What the task requires
Please return every line from the entries that has the string "this" in it.
━━━━━━
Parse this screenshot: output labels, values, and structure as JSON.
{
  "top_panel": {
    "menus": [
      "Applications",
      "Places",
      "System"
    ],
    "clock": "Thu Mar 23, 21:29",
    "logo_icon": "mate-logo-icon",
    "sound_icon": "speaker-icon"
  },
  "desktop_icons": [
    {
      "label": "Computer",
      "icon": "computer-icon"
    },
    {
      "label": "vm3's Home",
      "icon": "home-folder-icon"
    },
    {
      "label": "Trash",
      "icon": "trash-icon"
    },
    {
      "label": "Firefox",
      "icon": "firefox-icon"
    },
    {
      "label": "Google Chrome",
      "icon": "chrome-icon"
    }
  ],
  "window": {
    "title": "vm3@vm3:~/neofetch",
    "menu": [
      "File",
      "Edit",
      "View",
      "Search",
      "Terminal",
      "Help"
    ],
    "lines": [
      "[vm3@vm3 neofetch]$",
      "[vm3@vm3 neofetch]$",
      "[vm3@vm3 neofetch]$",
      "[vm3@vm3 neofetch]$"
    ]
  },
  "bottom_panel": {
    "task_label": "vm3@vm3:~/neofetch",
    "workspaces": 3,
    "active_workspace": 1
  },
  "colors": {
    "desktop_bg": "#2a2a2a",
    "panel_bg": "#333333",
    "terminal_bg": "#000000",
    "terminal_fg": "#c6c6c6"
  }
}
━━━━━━
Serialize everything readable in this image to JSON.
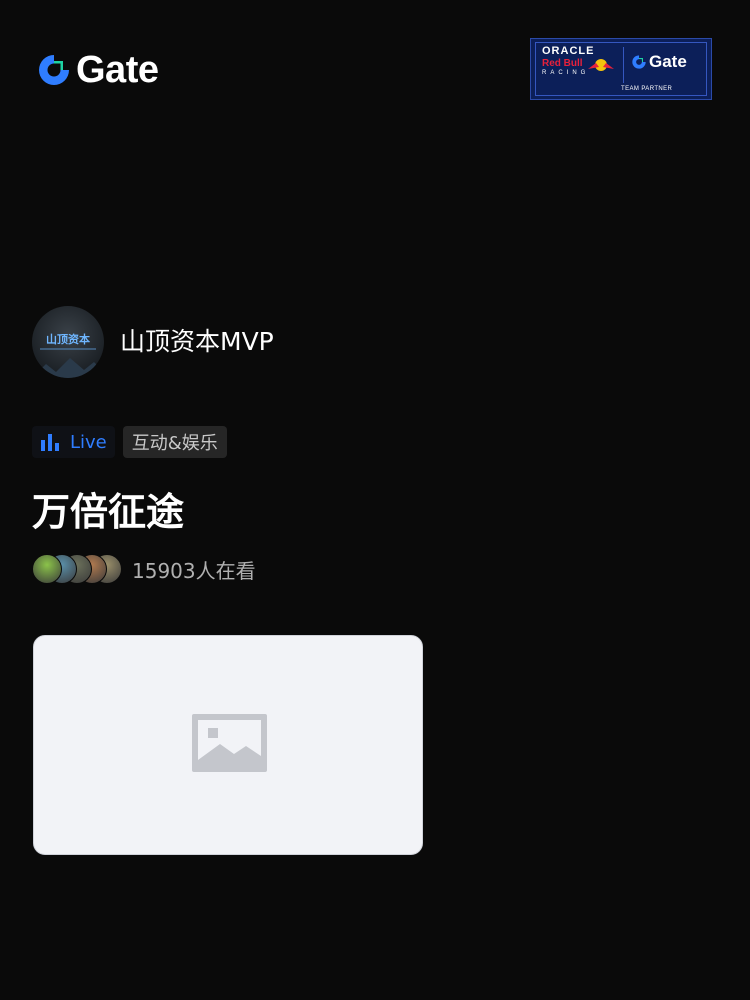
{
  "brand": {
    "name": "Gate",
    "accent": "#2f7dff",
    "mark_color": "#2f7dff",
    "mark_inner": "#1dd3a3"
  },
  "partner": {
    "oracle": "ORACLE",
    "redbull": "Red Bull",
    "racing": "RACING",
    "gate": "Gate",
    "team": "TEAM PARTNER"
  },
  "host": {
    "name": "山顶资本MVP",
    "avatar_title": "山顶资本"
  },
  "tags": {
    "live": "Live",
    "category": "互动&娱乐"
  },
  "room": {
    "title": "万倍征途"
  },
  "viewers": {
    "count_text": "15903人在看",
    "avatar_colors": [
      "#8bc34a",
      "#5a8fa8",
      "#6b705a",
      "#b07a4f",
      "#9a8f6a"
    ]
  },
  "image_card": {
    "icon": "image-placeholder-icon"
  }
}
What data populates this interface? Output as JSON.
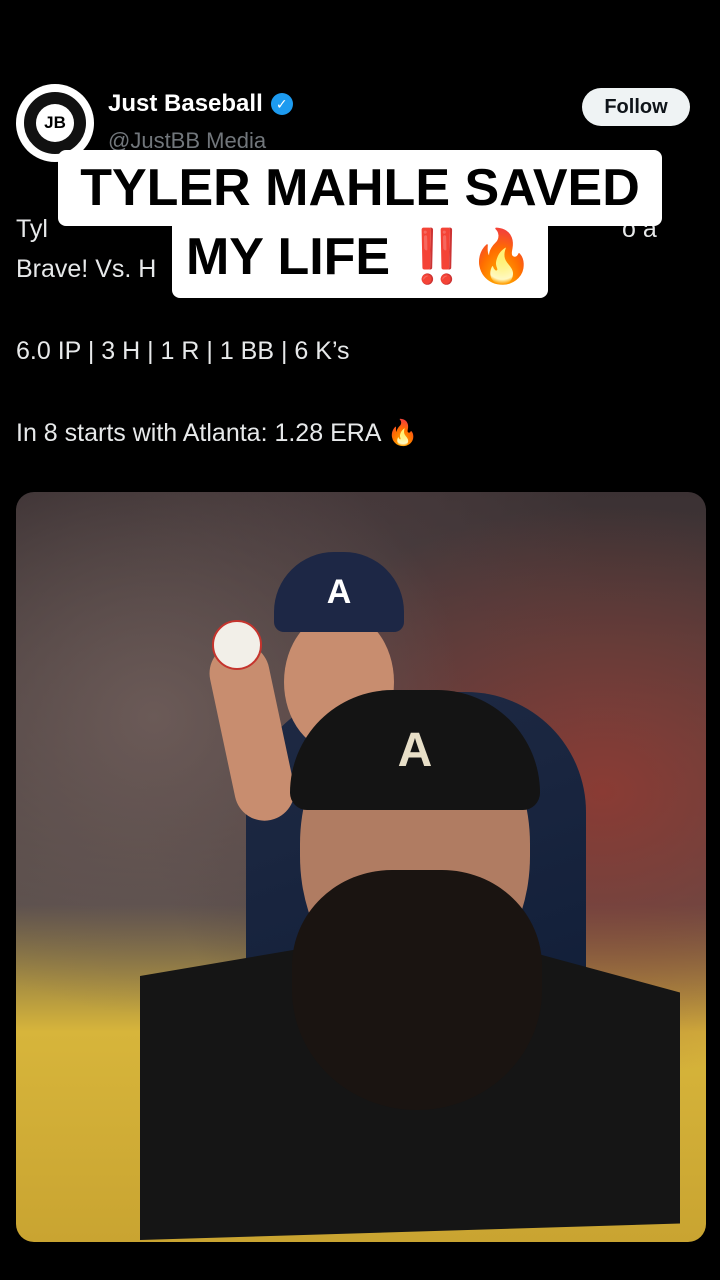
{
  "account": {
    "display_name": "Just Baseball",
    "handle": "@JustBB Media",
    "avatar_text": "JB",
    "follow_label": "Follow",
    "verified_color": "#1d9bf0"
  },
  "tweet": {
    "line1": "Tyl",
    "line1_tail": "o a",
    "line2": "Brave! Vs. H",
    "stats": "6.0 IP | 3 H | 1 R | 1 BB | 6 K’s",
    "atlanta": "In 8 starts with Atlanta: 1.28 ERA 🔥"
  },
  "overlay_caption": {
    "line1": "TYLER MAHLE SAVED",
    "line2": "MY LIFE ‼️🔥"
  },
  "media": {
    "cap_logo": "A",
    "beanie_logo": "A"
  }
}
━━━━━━
Written solution
Parse this screenshot: output labels, values, and structure as JSON.
Serialize everything readable in this image to JSON.
What data populates this interface? Output as JSON.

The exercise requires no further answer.